The copper obtained as a result of this treatment is called tough pitch. For further refining, it is cast into anodes for electrolytic refining cells (Fig.4). The system most widely used is known as the multiple system, comprising separate anodes and cathodes; the latter consist of thin sheets of high-purity copper. When an electric current is passed through cells, copper is dissolved from the anodes and is deposited in a very pure form on the cathodes. When these have grown to a thickness of about ½ inch they are replaced by fresh starting sheets.

Ore treatment may, alternatively, be carried out by hydrometallurgical processes in which the ore is treated with a solvent that dissolves the copper and leaves the undesirable material unaffected. This principle is applied more particularly to the oxide ores of copper, or to sulphide ores after suitable roasting, sulphuric acid being used as the leaching solvent. Elaborate washing, filtration and purification of the leach solution are associated treatments.

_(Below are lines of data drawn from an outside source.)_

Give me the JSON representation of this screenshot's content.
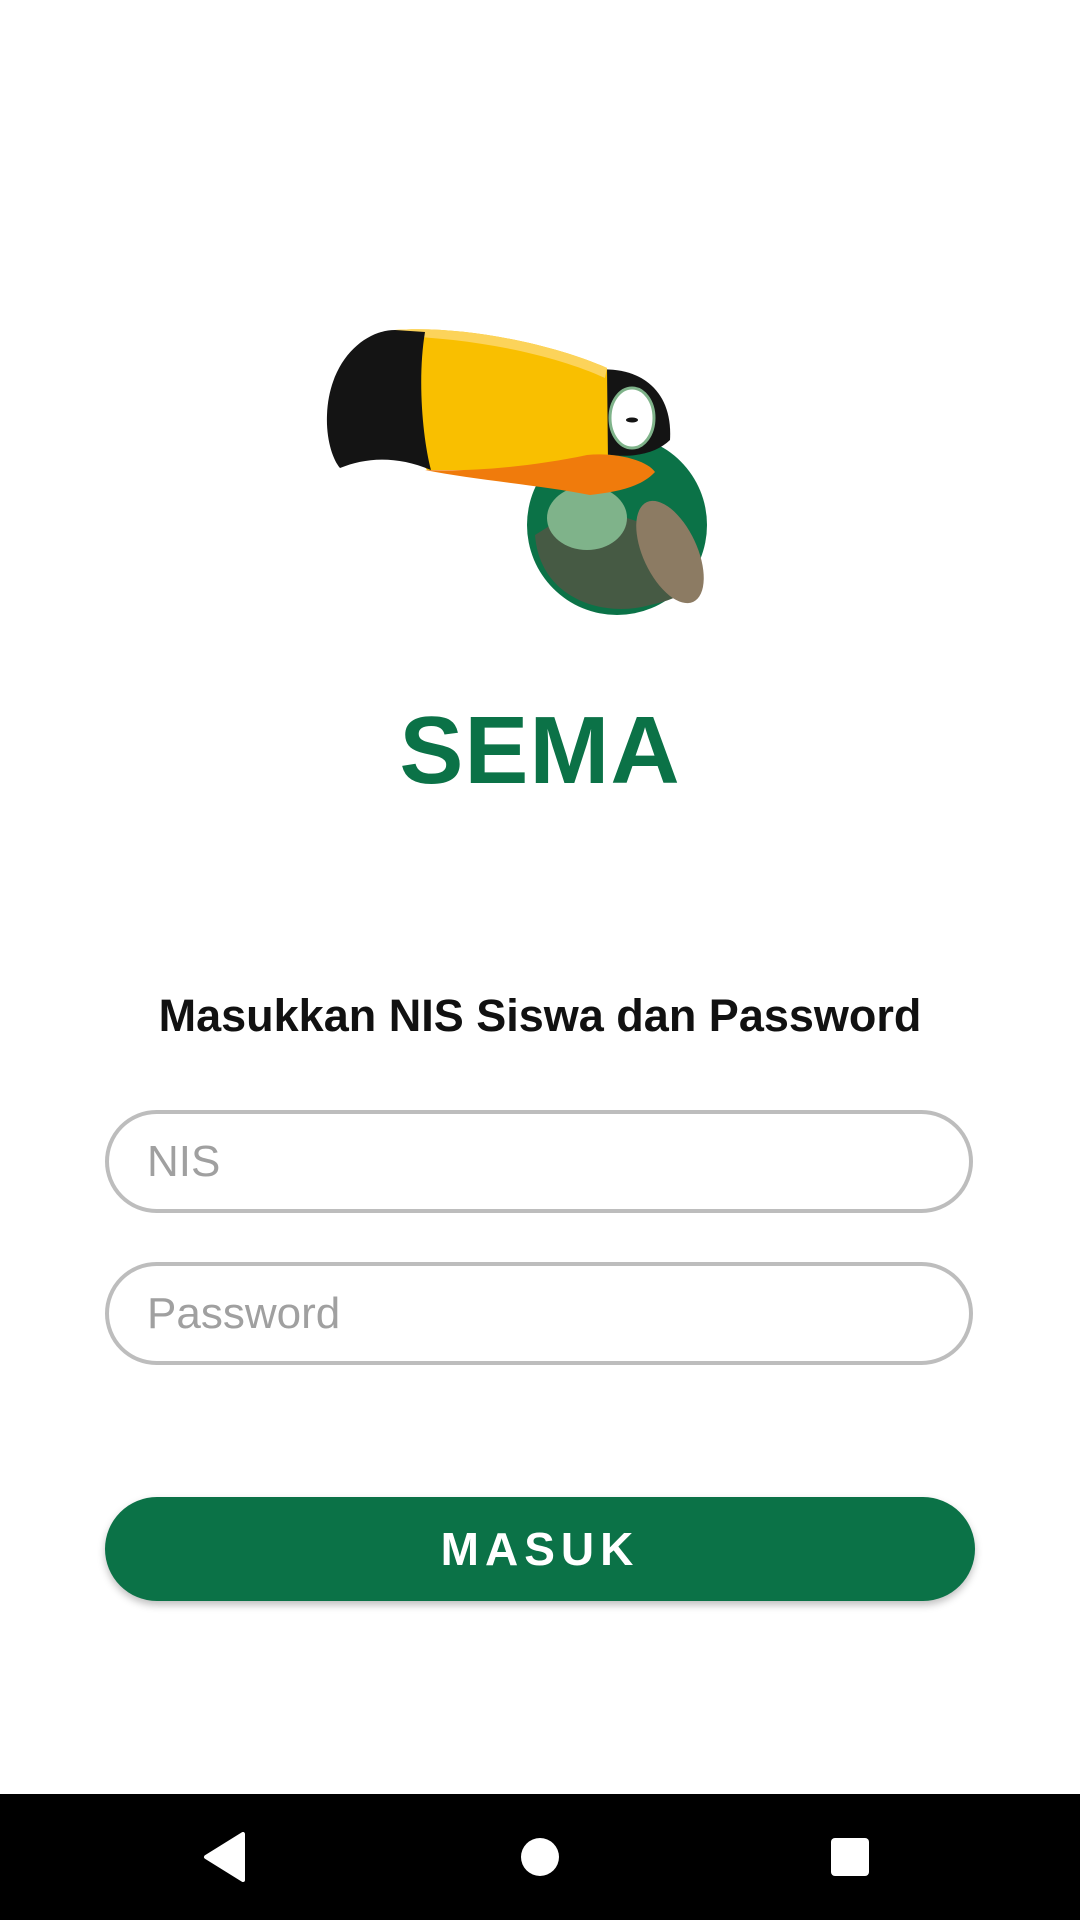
{
  "app": {
    "title": "SEMA",
    "brand_color": "#0b7247"
  },
  "login": {
    "instruction": "Masukkan NIS Siswa dan Password",
    "nis_placeholder": "NIS",
    "nis_value": "",
    "password_placeholder": "Password",
    "password_value": "",
    "submit_label": "MASUK"
  },
  "logo": {
    "icon": "toucan-logo",
    "colors": {
      "beak": "#f9bf00",
      "beak_tip": "#141414",
      "beak_underside": "#f07b0c",
      "body": "#0b7247",
      "belly": "#4a5c46",
      "wing": "#8c7b63",
      "chest": "#7fb38a"
    }
  },
  "navbar": {
    "icons": [
      "back-icon",
      "home-icon",
      "recents-icon"
    ]
  }
}
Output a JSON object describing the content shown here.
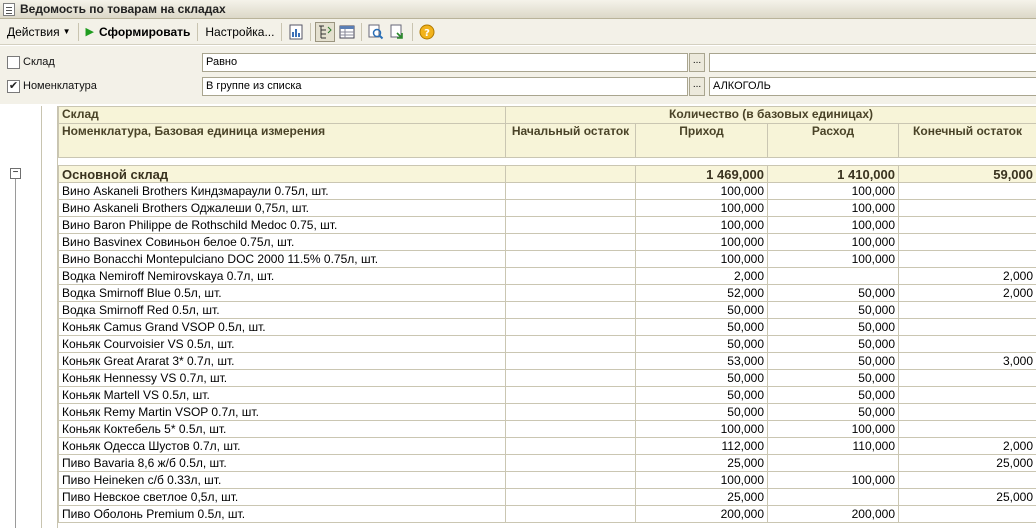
{
  "window": {
    "title": "Ведомость по товарам на складах"
  },
  "toolbar": {
    "actions_label": "Действия",
    "generate_label": "Сформировать",
    "settings_label": "Настройка...",
    "icons": [
      "report-icon",
      "tree-filter-icon",
      "table-settings-icon",
      "search-next-icon",
      "export-icon",
      "help-icon"
    ]
  },
  "filters": {
    "row1": {
      "label": "Склад",
      "checked": "",
      "condition": "Равно",
      "value": ""
    },
    "row2": {
      "label": "Номенклатура",
      "checked": "✔",
      "condition": "В группе из списка",
      "value": "АЛКОГОЛЬ"
    },
    "dots": "..."
  },
  "report": {
    "headers": {
      "warehouse": "Склад",
      "quantity_group": "Количество (в базовых единицах)",
      "item": "Номенклатура, Базовая единица измерения",
      "opening": "Начальный остаток",
      "income": "Приход",
      "expense": "Расход",
      "closing": "Конечный остаток"
    },
    "group": {
      "name": "Основной склад",
      "opening": "",
      "income": "1 469,000",
      "expense": "1 410,000",
      "closing": "59,000",
      "toggle": "−"
    },
    "rows": [
      {
        "name": "Вино Askaneli Brothers Киндзмараули 0.75л, шт.",
        "opening": "",
        "income": "100,000",
        "expense": "100,000",
        "closing": ""
      },
      {
        "name": "Вино Askaneli Brothers Оджалеши 0,75л, шт.",
        "opening": "",
        "income": "100,000",
        "expense": "100,000",
        "closing": ""
      },
      {
        "name": "Вино Baron Philippe de Rothschild Medoc 0.75, шт.",
        "opening": "",
        "income": "100,000",
        "expense": "100,000",
        "closing": ""
      },
      {
        "name": "Вино Basvinex Совиньон белое 0.75л, шт.",
        "opening": "",
        "income": "100,000",
        "expense": "100,000",
        "closing": ""
      },
      {
        "name": "Вино Bonacchi Montepulciano DOC 2000 11.5% 0.75л, шт.",
        "opening": "",
        "income": "100,000",
        "expense": "100,000",
        "closing": ""
      },
      {
        "name": "Водка Nemiroff Nemirovskaya 0.7л, шт.",
        "opening": "",
        "income": "2,000",
        "expense": "",
        "closing": "2,000"
      },
      {
        "name": "Водка Smirnoff Blue 0.5л, шт.",
        "opening": "",
        "income": "52,000",
        "expense": "50,000",
        "closing": "2,000"
      },
      {
        "name": "Водка Smirnoff Red 0.5л, шт.",
        "opening": "",
        "income": "50,000",
        "expense": "50,000",
        "closing": ""
      },
      {
        "name": "Коньяк Camus Grand VSOP 0.5л, шт.",
        "opening": "",
        "income": "50,000",
        "expense": "50,000",
        "closing": ""
      },
      {
        "name": "Коньяк Courvoisier VS 0.5л, шт.",
        "opening": "",
        "income": "50,000",
        "expense": "50,000",
        "closing": ""
      },
      {
        "name": "Коньяк Great Ararat 3* 0.7л, шт.",
        "opening": "",
        "income": "53,000",
        "expense": "50,000",
        "closing": "3,000"
      },
      {
        "name": "Коньяк Hennessy VS 0.7л, шт.",
        "opening": "",
        "income": "50,000",
        "expense": "50,000",
        "closing": ""
      },
      {
        "name": "Коньяк Martell VS 0.5л, шт.",
        "opening": "",
        "income": "50,000",
        "expense": "50,000",
        "closing": ""
      },
      {
        "name": "Коньяк Remy Martin VSOP 0.7л, шт.",
        "opening": "",
        "income": "50,000",
        "expense": "50,000",
        "closing": ""
      },
      {
        "name": "Коньяк Коктебель 5* 0.5л, шт.",
        "opening": "",
        "income": "100,000",
        "expense": "100,000",
        "closing": ""
      },
      {
        "name": "Коньяк Одесса Шустов 0.7л, шт.",
        "opening": "",
        "income": "112,000",
        "expense": "110,000",
        "closing": "2,000"
      },
      {
        "name": "Пиво Bavaria 8,6 ж/б 0.5л, шт.",
        "opening": "",
        "income": "25,000",
        "expense": "",
        "closing": "25,000"
      },
      {
        "name": "Пиво Heineken с/б 0.33л, шт.",
        "opening": "",
        "income": "100,000",
        "expense": "100,000",
        "closing": ""
      },
      {
        "name": "Пиво Невское светлое 0,5л, шт.",
        "opening": "",
        "income": "25,000",
        "expense": "",
        "closing": "25,000"
      },
      {
        "name": "Пиво Оболонь Premium 0.5л, шт.",
        "opening": "",
        "income": "200,000",
        "expense": "200,000",
        "closing": ""
      }
    ]
  }
}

Copper is essential in all plants and animals. Copper is carried mostly in the bloodstream on a plasma protein called ceruloplasmin. When copper is first absorbed in the gut it is transported to the liver bound to albumin. Copper is found in a variety of enzymes, including the copper centers of cytochrome c oxidase and the enzyme superoxide dismutase (containing copper and zinc). In addition to its enzymatic roles, copper is used for biological electron transport.